'For the perfect piece of Bank Holiday escapism, look no further. It's September 1940, and Evelyn is plucked from her tedious Civil Service job in Surrey and sent to Hollywood to assist a British officer in creating war propaganda. A whip-smart comedy, chock-full with glamour, secret agents and sun-drenched Californian orange groves - seriously, what could be more heavenly?' Saga
‘Louise Levene’s cinematic satire brings sunshine and glamour … There’s pace and plenty of wit to keep you entertained until the credits roll’ Western Mail
Praise for GHASTLY BUSINESS (2011):
'Levene’s prose is so fresh, so enjoyable that you can’t help reading snippets out loud' Daily Telegraph
Praise for A VISION OF LOVELINESS (2010):
'I raced through A Vision of Loveliness, taking great delight in its sharply resurrected period detail... It's a delight - funny, sad and clever' Barbara Trapido
'This is biting social satire... Levene has a pitch-perfect ear for dialogue' Guardian
'A Vision of Loveliness is a pointed indictment of a sexist, small-minded society' Telegraph
It is September 1940 and Evelyn Murdoch, a translator from the Postal Censorship department, is uprooted from her home in wartime Woking and transferred to Hollywood. She is to assist a mysterious British agent in his attempts to outwit the Los Angeles German delegation and boost the British propaganda war effort.
The unhappy young widow is supplied with a new Californian wardrobe, a Bel Air bungalow and her own desk in the writers' block of Miracle Studios.
At first bewildered by the glamorous excesses of this strange new world, she is gradually seduced by the sunlight, orange groves and clever, fast-talking men. But, just as she begins to blossom, her new technicolor ending threatens to slip from her grasp.
When Amanda Baker was 14 she found a letter written by her runaway mother to her unborn child: 'Dear Jeremy' it began 'or Amanda...'
Mrs Baker still sends Christmas presents - Meccano, a fishing rod, a Spare Rib subscription - but her daughter is now in the coolly capable hands of Mr Baker's second wife, Pam, who trots home from work on her stacked heels to her formica 'dream kitchen', where she curls butter, grills grapefruit and swigs sherry from the bottle hidden under the sink. Meanwhile Amanda's dad, soured by his experiences with free-spirited women, crossbreeds fuchsias and salivates over glossy prospectuses in search of a new school for his disappointing daughter.
The happiest days of your life? Not for Baker, sixteen and sick of it as she moves miserably between lessons packed with palm fibre and the use of the dative. Baker's only solace is her fifth form gang - the four Mandies - and a low-calorie diet of king-sized cigarettes, until she teams up with Julia Smith, games captain and consummate game player. And so begins a passionate friendship that will threaten her future, menace her sanity and risk the betrayal of everything and everyone she holds dear.

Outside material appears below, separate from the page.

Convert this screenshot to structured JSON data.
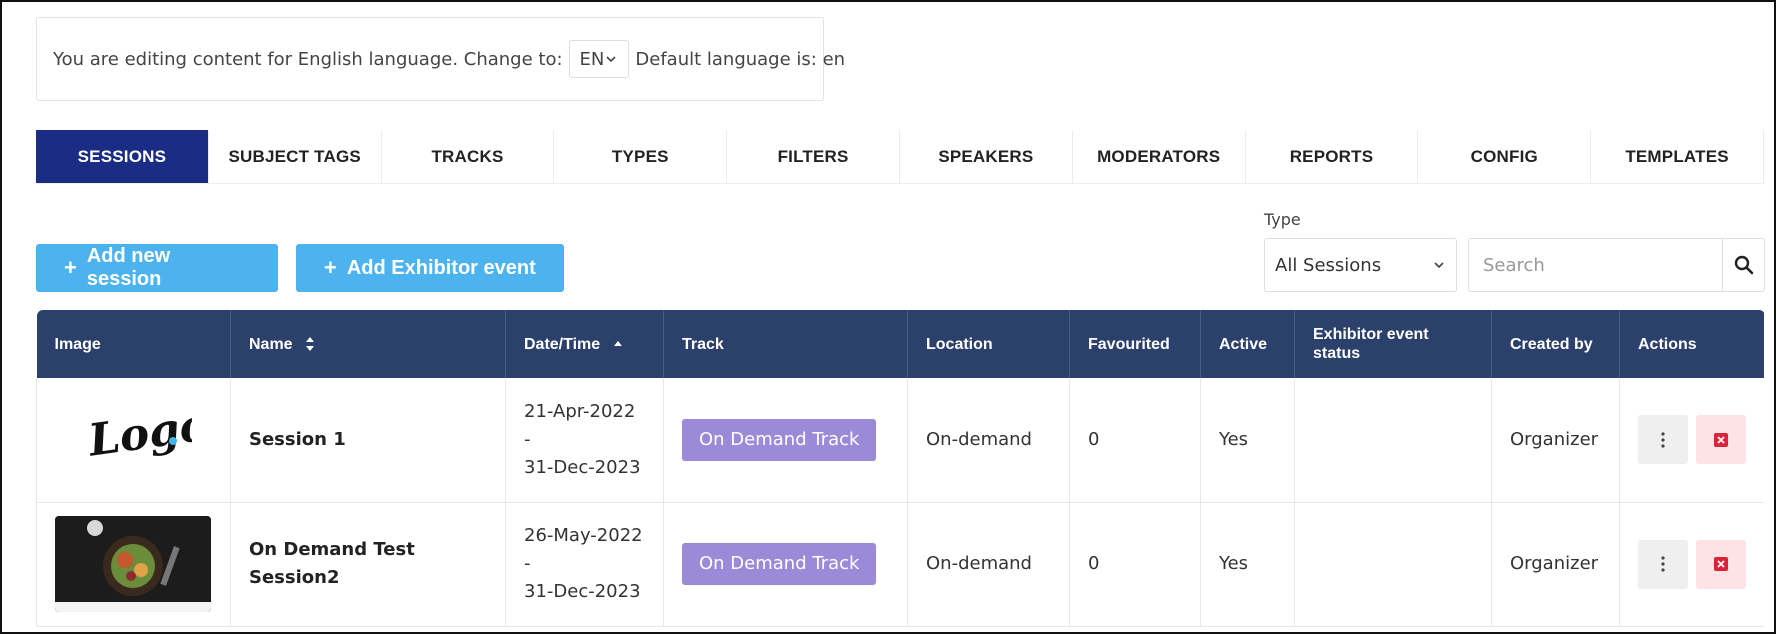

The Following Girls weaves the minutiae of Seventies girlhood into an unsparing tragi-comedy of shrinking horizons, dangerous alliances and not-so-happy families.

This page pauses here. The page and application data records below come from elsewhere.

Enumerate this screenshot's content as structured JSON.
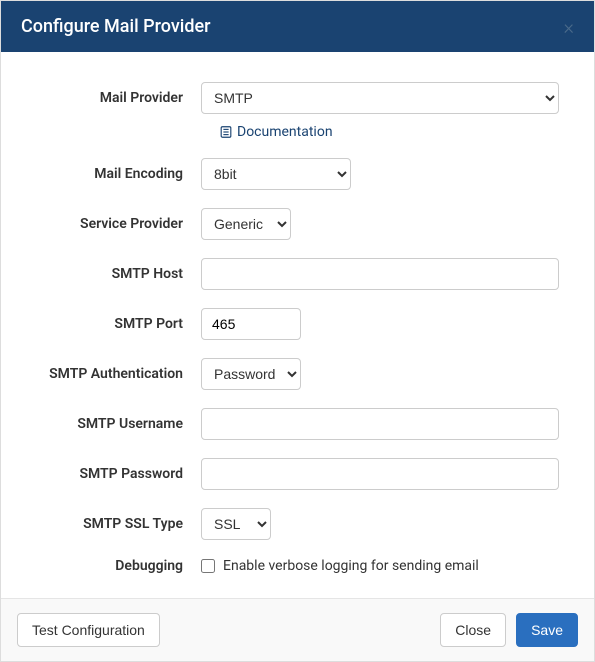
{
  "header": {
    "title": "Configure Mail Provider"
  },
  "form": {
    "mail_provider": {
      "label": "Mail Provider",
      "value": "SMTP"
    },
    "documentation": {
      "label": "Documentation"
    },
    "mail_encoding": {
      "label": "Mail Encoding",
      "value": "8bit"
    },
    "service_provider": {
      "label": "Service Provider",
      "value": "Generic"
    },
    "smtp_host": {
      "label": "SMTP Host",
      "value": ""
    },
    "smtp_port": {
      "label": "SMTP Port",
      "value": "465"
    },
    "smtp_auth": {
      "label": "SMTP Authentication",
      "value": "Password"
    },
    "smtp_username": {
      "label": "SMTP Username",
      "value": ""
    },
    "smtp_password": {
      "label": "SMTP Password",
      "value": ""
    },
    "smtp_ssl": {
      "label": "SMTP SSL Type",
      "value": "SSL"
    },
    "debugging": {
      "label": "Debugging",
      "checkbox_label": "Enable verbose logging for sending email",
      "checked": false
    }
  },
  "footer": {
    "test_label": "Test Configuration",
    "close_label": "Close",
    "save_label": "Save"
  }
}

Ghastly Business conjures the world of interwar London with gleeful vigour: a time when a woman’s body was only mentioned if someone had dismembered it; when the scars of the Great War were still fresh and when a pretty young bluestocking needed to tread very carefully in order to avoid becoming yet another of its casualties. A Vision of Loveliness, covered the heady days of the 1960s, with Ghastly Business Levene turns her eyes towards the year 1929, and the office of an eminent London pathologist.
Jane is a smart young thing in early-Sixties London. She read all the right books and, in one long weekend, launches herself from nothing-ever-happens Norbury to a nice little flat in Mayfair. But when a shocking act of violence threatens to bring Jane's glittering new life crashing down around her she must call on all her powers of reinvention.